Citation: Reknes I, Einarsen SV, Gjerstad J and Nielsen MB (2019) Dispositional Affect as a Moderator in the Relationship Between Role Conflict and Exposure to Bullying Behaviors. Front. Psychol. 10:44. doi: 10.3389/fpsyg.2019.00044

Received: 27 October 2017; Accepted: 08 January 2019;
Published: 24 January 2019.

Edited by:

Gabriela Topa, Universidad Nacional de Educación a Distancia (UNED), Spain

Reviewed by:

Miriam Lacey, Pepperdine University, United States
Javier Bardon, Universidad Rey Juan Carlos, Spain

Copyright © 2019 Reknes, Einarsen, Gjerstad and Nielsen. This is an open-access article distributed under the terms of the Creative Commons Attribution License (CC BY). The use, distribution or reproduction in other forums is permitted, provided the original author(s) and the copyright owner(s) are credited and that the original publication in this journal is cited, in accordance with accepted academic practice. No use, distribution or reproduction is permitted which does not comply with these terms.

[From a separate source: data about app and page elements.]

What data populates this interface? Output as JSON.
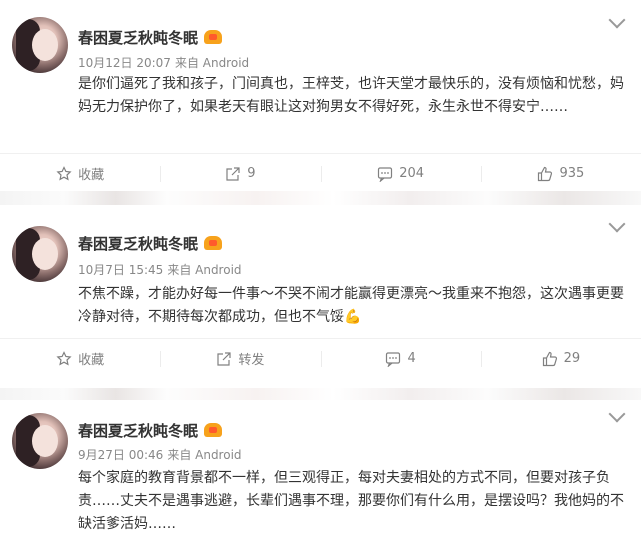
{
  "posts": [
    {
      "username": "春困夏乏秋盹冬眠",
      "time": "10月12日 20:07",
      "source": "来自 Android",
      "content": "是你们逼死了我和孩子，门间真也，王梓芠，也许天堂才最快乐的，没有烦恼和忧愁，妈妈无力保护你了，如果老天有眼让这对狗男女不得好死，永生永世不得安宁……",
      "actions": {
        "favorite": "收藏",
        "repost": "9",
        "comment": "204",
        "like": "935"
      }
    },
    {
      "username": "春困夏乏秋盹冬眠",
      "time": "10月7日 15:45",
      "source": "来自 Android",
      "content": "不焦不躁，才能办好每一件事～不哭不闹才能赢得更漂亮～我重来不抱怨，这次遇事更要冷静对待，不期待每次都成功，但也不气馁💪",
      "actions": {
        "favorite": "收藏",
        "repost": "转发",
        "comment": "4",
        "like": "29"
      }
    },
    {
      "username": "春困夏乏秋盹冬眠",
      "time": "9月27日 00:46",
      "source": "来自 Android",
      "content": "每个家庭的教育背景都不一样，但三观得正，每对夫妻相处的方式不同，但要对孩子负责……丈夫不是遇事逃避，长辈们遇事不理，那要你们有什么用，是摆设吗？我他妈的不缺活爹活妈……"
    }
  ],
  "icons": {
    "vip": "vip-crown-icon",
    "favorite": "star-icon",
    "repost": "share-icon",
    "comment": "comment-icon",
    "like": "thumbs-up-icon",
    "menu": "chevron-down-icon"
  },
  "colors": {
    "text": "#333333",
    "meta": "#888888",
    "vip": "#f7a21c"
  }
}
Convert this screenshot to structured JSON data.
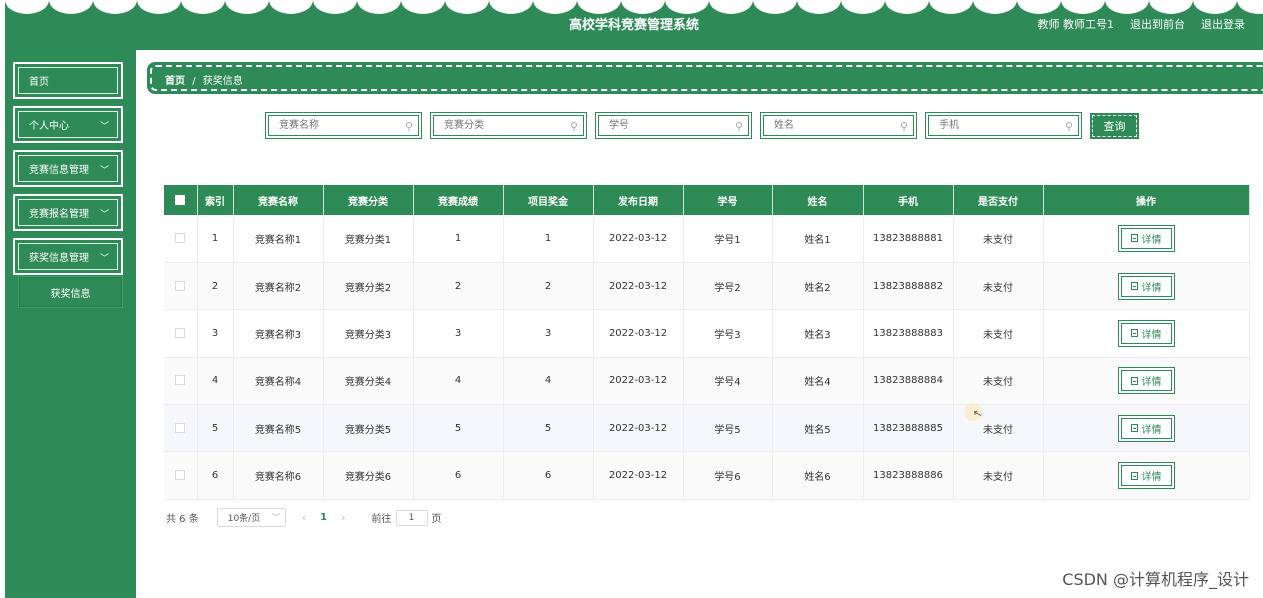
{
  "header": {
    "title": "高校学科竞赛管理系统",
    "user_label": "教师 教师工号1",
    "front_link": "退出到前台",
    "logout_link": "退出登录"
  },
  "sidebar": {
    "items": [
      {
        "label": "首页",
        "expandable": false
      },
      {
        "label": "个人中心",
        "expandable": true
      },
      {
        "label": "竞赛信息管理",
        "expandable": true
      },
      {
        "label": "竞赛报名管理",
        "expandable": true
      },
      {
        "label": "获奖信息管理",
        "expandable": true
      }
    ],
    "sub_item": "获奖信息"
  },
  "breadcrumb": {
    "home": "首页",
    "separator": "/",
    "current": "获奖信息"
  },
  "search": {
    "fields": [
      {
        "placeholder": "竞赛名称"
      },
      {
        "placeholder": "竞赛分类"
      },
      {
        "placeholder": "学号"
      },
      {
        "placeholder": "姓名"
      },
      {
        "placeholder": "手机"
      }
    ],
    "button": "查询"
  },
  "table": {
    "columns": [
      "索引",
      "竞赛名称",
      "竞赛分类",
      "竞赛成绩",
      "项目奖金",
      "发布日期",
      "学号",
      "姓名",
      "手机",
      "是否支付",
      "操作"
    ],
    "rows": [
      [
        "1",
        "竞赛名称1",
        "竞赛分类1",
        "1",
        "1",
        "2022-03-12",
        "学号1",
        "姓名1",
        "13823888881",
        "未支付"
      ],
      [
        "2",
        "竞赛名称2",
        "竞赛分类2",
        "2",
        "2",
        "2022-03-12",
        "学号2",
        "姓名2",
        "13823888882",
        "未支付"
      ],
      [
        "3",
        "竞赛名称3",
        "竞赛分类3",
        "3",
        "3",
        "2022-03-12",
        "学号3",
        "姓名3",
        "13823888883",
        "未支付"
      ],
      [
        "4",
        "竞赛名称4",
        "竞赛分类4",
        "4",
        "4",
        "2022-03-12",
        "学号4",
        "姓名4",
        "13823888884",
        "未支付"
      ],
      [
        "5",
        "竞赛名称5",
        "竞赛分类5",
        "5",
        "5",
        "2022-03-12",
        "学号5",
        "姓名5",
        "13823888885",
        "未支付"
      ],
      [
        "6",
        "竞赛名称6",
        "竞赛分类6",
        "6",
        "6",
        "2022-03-12",
        "学号6",
        "姓名6",
        "13823888886",
        "未支付"
      ]
    ],
    "action_label": "详情"
  },
  "pagination": {
    "total": "共 6 条",
    "page_size": "10条/页",
    "current_page": "1",
    "goto_prefix": "前往",
    "goto_value": "1",
    "goto_suffix": "页"
  },
  "watermark": "CSDN @计算机程序_设计",
  "colors": {
    "primary": "#2e8b57",
    "white": "#ffffff"
  }
}
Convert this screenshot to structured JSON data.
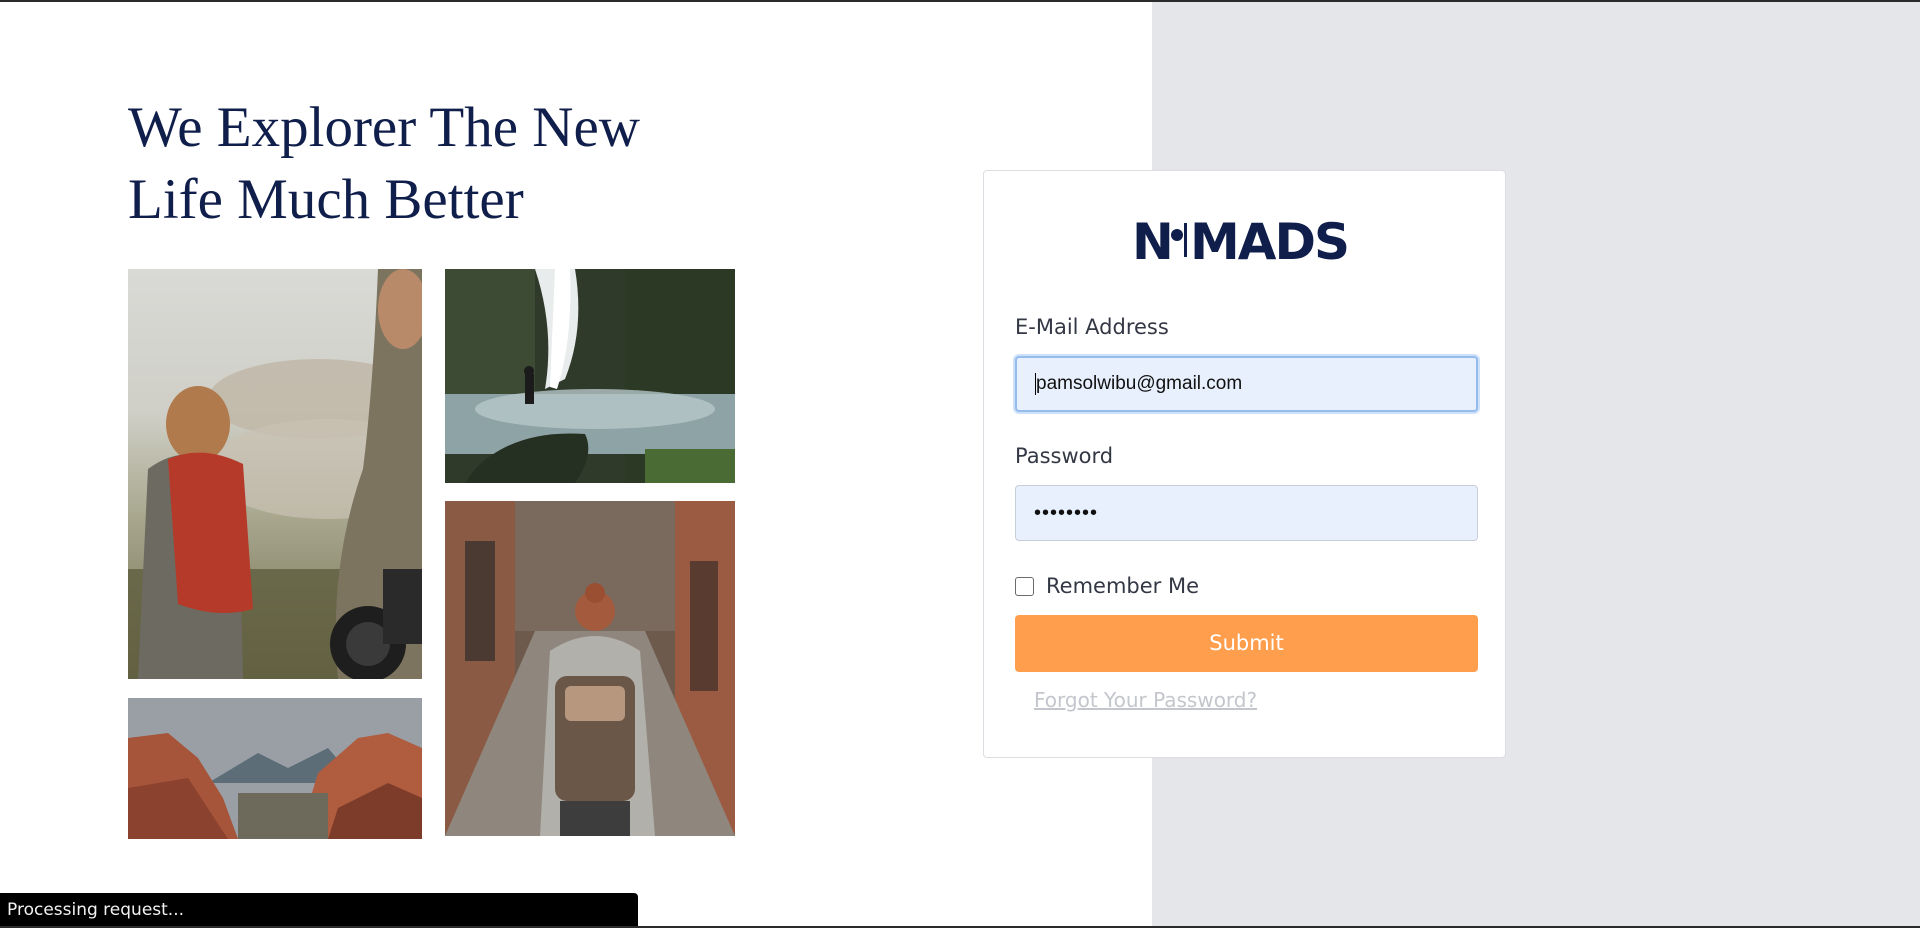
{
  "headline": {
    "line1": "We Explorer The New",
    "line2": "Life Much Better"
  },
  "photos": [
    {
      "name": "hikers-with-camera",
      "alt": "Hikers with camera"
    },
    {
      "name": "waterfall-hiker",
      "alt": "Hiker at waterfall"
    },
    {
      "name": "alley-backpacker",
      "alt": "Backpacker in alley"
    },
    {
      "name": "red-rock-mountains",
      "alt": "Red rock mountains"
    }
  ],
  "login": {
    "logo_text": "NOMADS",
    "email_label": "E-Mail Address",
    "email_value": "pamsolwibu@gmail.com",
    "password_label": "Password",
    "password_value": "••••••••",
    "remember_label": "Remember Me",
    "submit_label": "Submit",
    "forgot_label": "Forgot Your Password?"
  },
  "status_bar": {
    "text": "Processing request..."
  },
  "colors": {
    "navy": "#0f1e4a",
    "accent": "#ff9e4d",
    "panel_bg": "#e5e6ea",
    "input_bg": "#e8f0fe"
  }
}
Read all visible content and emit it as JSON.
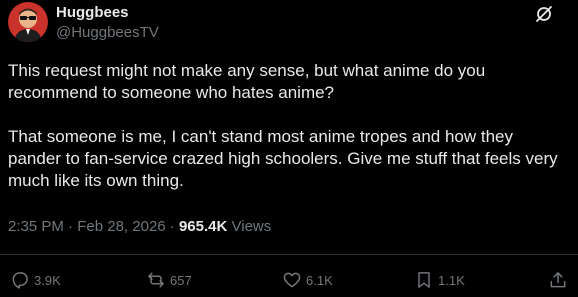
{
  "author": {
    "name": "Huggbees",
    "handle": "@HuggbeesTV",
    "avatar_icon": "avatar-man-sunglasses"
  },
  "post": {
    "paragraphs": [
      "This request might not make any sense, but what anime do you recommend to someone who hates anime?",
      "That someone is me, I can't stand most anime tropes and how they pander to fan-service crazed high schoolers. Give me stuff that feels very much like its own thing."
    ],
    "time": "2:35 PM",
    "separator": "·",
    "date": "Feb 28, 2026",
    "views_count": "965.4K",
    "views_label": "Views"
  },
  "actions": {
    "replies": "3.9K",
    "reposts": "657",
    "likes": "6.1K",
    "bookmarks": "1.1K"
  },
  "icons": {
    "grok": "grok-icon",
    "reply": "reply-icon",
    "repost": "repost-icon",
    "like": "heart-icon",
    "bookmark": "bookmark-icon",
    "share": "share-icon"
  },
  "colors": {
    "background": "#000000",
    "text": "#e7e9ea",
    "muted": "#71767b",
    "divider": "#2f3336"
  }
}
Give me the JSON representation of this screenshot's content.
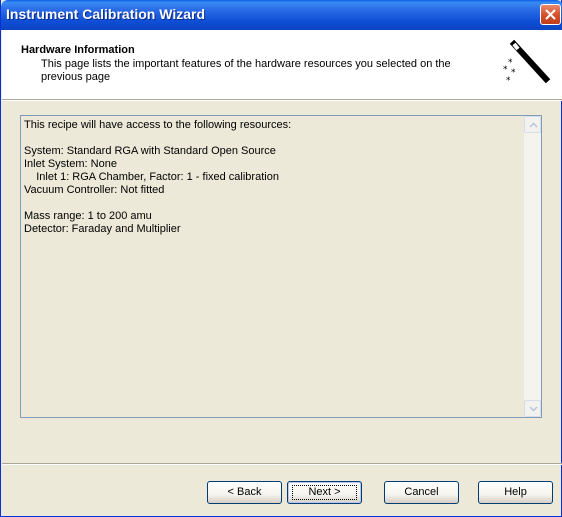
{
  "window": {
    "title": "Instrument Calibration Wizard"
  },
  "header": {
    "title": "Hardware Information",
    "description": "This page lists the important features of the hardware resources you selected on the previous page"
  },
  "resources_text": "This recipe will have access to the following resources:\n\nSystem: Standard RGA with Standard Open Source\nInlet System: None\n    Inlet 1: RGA Chamber, Factor: 1 - fixed calibration\nVacuum Controller: Not fitted\n\nMass range: 1 to 200 amu\nDetector: Faraday and Multiplier",
  "buttons": {
    "back": "< Back",
    "next": "Next >",
    "cancel": "Cancel",
    "help": "Help"
  },
  "icons": {
    "close": "close-icon",
    "wizard": "magic-wand-icon",
    "scroll_up": "scroll-up-arrow-icon",
    "scroll_down": "scroll-down-arrow-icon"
  }
}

*Correspondence: Iselin Reknes, Iselin.Reknes@uib.no